, CHINA, Oct 21 – China’s gross domestic product (GDP) expanded in the third quarter at its slowest pace since the depths of the global financial crisis, official data showed Tuesday, but analysts said the world’s second-largest economy may have bottomed out.
The 7.3 percent year-on-year increase in July-September was lower than the 7.5 percent expansion in the previous three months, the National Bureau of Statistics (NBS) said, and the slowest since the 6.6 percent in the first quarter of 2009.
However, it exceeded the median forecast of 7.2 percent in an AFP survey of 17 economists.
China’s economy – a key driver of global growth – is suffering from a deflating property bubble, a crackdown on corruption and weak demand from Europe, prompting authorities to introduce monetary easing measures.
While the headline figure will likely add to concerns about the world economy, officials were quick to put a largely positive spin on it.
The economy showed “good momentum of stable growth” in the first three quarters, said NBS spokesman Sheng Laiyun, with “progress made and quality improved”.
But he acknowledged the third-quarter slowdown was partly due to “unexpectedly greater pains brought by the structural reform” which included “still pronounced overcapacity in traditional industries” and a correction in the property market this year.
“The internal and external environment is still complicated and the economic development still faces many challenges,” he said.
The NBS said GDP expanded 7.4 percent in January-September, and Sheng said growth had remained in a “reasonable range” as, among other factors, job creation was stable.
China’s official 2014 growth target is about 7.5 percent in March, the same as last year, though officials including Premier Li Keqiang have openly stated it could come in lower.
The analysts polled by AFP forecast growth of 7.3 percent this year, unchanged from the previous estimate three months ago but slower than actual growth of 7.7 percent in 2013.

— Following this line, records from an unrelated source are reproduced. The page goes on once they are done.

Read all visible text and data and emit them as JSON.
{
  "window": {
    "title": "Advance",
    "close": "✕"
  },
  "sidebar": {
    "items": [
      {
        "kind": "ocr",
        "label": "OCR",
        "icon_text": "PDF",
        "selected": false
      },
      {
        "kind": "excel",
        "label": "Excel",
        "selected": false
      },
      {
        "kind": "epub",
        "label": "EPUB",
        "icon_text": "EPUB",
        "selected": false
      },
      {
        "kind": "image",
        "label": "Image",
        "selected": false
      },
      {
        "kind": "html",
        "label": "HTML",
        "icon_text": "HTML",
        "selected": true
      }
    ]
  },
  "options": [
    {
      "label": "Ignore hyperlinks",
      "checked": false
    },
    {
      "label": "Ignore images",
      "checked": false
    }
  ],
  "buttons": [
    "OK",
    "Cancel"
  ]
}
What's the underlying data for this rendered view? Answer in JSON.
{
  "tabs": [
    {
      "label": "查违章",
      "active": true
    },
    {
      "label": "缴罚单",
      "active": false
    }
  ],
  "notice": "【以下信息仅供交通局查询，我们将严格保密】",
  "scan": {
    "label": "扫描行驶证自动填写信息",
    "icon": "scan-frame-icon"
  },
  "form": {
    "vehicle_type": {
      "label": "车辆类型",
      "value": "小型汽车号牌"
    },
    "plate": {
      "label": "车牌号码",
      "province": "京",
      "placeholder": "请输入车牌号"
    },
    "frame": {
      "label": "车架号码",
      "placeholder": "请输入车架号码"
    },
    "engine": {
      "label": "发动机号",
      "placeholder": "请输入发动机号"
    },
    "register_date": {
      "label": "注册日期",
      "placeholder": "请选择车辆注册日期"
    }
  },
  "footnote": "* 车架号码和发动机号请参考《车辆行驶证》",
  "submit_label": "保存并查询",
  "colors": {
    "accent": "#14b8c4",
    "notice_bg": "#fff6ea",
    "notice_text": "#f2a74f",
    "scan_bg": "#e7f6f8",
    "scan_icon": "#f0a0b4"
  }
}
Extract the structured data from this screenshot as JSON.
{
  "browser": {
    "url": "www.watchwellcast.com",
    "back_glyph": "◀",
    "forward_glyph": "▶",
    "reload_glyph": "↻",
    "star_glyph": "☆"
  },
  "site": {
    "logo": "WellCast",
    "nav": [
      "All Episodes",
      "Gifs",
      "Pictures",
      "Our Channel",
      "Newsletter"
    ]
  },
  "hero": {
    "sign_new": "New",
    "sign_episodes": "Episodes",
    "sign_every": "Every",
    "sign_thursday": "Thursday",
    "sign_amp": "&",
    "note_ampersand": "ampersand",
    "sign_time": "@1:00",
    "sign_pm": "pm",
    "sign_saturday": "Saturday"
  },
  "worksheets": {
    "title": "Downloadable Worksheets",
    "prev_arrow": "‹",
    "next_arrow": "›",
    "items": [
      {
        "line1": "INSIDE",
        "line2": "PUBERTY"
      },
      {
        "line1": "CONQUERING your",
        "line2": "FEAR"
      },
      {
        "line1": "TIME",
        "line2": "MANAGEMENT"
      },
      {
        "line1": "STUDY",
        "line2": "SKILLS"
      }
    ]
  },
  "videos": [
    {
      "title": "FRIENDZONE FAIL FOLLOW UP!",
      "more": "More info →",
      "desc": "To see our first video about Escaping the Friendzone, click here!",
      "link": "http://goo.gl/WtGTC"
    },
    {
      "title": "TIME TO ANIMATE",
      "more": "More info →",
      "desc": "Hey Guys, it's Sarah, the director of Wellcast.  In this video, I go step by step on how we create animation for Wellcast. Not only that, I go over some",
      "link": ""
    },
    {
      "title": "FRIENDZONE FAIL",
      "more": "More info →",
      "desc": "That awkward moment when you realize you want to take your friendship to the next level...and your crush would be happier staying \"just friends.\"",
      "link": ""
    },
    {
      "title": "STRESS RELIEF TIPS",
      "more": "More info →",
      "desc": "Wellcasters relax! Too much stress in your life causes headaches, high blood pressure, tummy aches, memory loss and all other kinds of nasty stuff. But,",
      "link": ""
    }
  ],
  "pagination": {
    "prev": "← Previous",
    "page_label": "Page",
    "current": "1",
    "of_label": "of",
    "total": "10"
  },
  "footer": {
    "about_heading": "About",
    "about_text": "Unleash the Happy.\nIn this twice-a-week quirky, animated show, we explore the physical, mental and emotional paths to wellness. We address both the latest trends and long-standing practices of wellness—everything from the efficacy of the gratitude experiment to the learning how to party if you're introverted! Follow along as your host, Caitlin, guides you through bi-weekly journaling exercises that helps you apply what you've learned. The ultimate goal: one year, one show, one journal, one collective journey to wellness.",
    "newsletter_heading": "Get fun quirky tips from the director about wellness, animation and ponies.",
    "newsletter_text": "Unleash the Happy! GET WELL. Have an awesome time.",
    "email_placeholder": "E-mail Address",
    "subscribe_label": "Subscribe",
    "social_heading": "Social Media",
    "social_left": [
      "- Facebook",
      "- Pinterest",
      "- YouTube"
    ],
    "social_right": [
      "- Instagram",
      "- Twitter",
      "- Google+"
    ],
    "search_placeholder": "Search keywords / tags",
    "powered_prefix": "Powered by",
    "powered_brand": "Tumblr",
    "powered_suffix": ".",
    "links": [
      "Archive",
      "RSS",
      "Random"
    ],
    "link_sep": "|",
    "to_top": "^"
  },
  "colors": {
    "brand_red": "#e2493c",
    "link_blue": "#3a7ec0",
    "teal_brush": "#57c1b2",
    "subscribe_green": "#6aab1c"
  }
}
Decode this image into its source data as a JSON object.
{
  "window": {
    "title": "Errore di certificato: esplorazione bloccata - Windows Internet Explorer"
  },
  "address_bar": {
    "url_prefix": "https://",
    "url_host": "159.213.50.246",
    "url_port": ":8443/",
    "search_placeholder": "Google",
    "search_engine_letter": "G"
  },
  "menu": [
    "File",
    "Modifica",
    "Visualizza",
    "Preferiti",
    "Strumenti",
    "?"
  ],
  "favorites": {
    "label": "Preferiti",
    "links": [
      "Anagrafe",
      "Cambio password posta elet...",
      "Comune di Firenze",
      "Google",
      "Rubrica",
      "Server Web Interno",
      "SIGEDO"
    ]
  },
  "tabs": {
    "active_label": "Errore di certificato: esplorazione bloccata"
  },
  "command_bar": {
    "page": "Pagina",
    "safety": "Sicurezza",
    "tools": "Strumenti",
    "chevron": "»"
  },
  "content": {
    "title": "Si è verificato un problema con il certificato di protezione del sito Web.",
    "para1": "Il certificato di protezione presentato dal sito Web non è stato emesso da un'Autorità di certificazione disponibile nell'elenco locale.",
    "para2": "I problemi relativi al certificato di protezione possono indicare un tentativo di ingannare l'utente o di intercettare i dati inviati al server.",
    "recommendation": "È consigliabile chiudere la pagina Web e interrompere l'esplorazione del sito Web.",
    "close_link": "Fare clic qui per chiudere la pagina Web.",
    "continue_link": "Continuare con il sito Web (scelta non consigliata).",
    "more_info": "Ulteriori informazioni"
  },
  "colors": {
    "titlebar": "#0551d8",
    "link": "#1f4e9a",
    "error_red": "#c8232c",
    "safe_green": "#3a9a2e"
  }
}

“The momentum of the economy bottoming out and stabilising is now relatively clear,” Ma Xiaoping, a Beijing-based economist for British bank HSBC, told AFP. “Currently there’s no risk of an accelerated slowdown,” she added.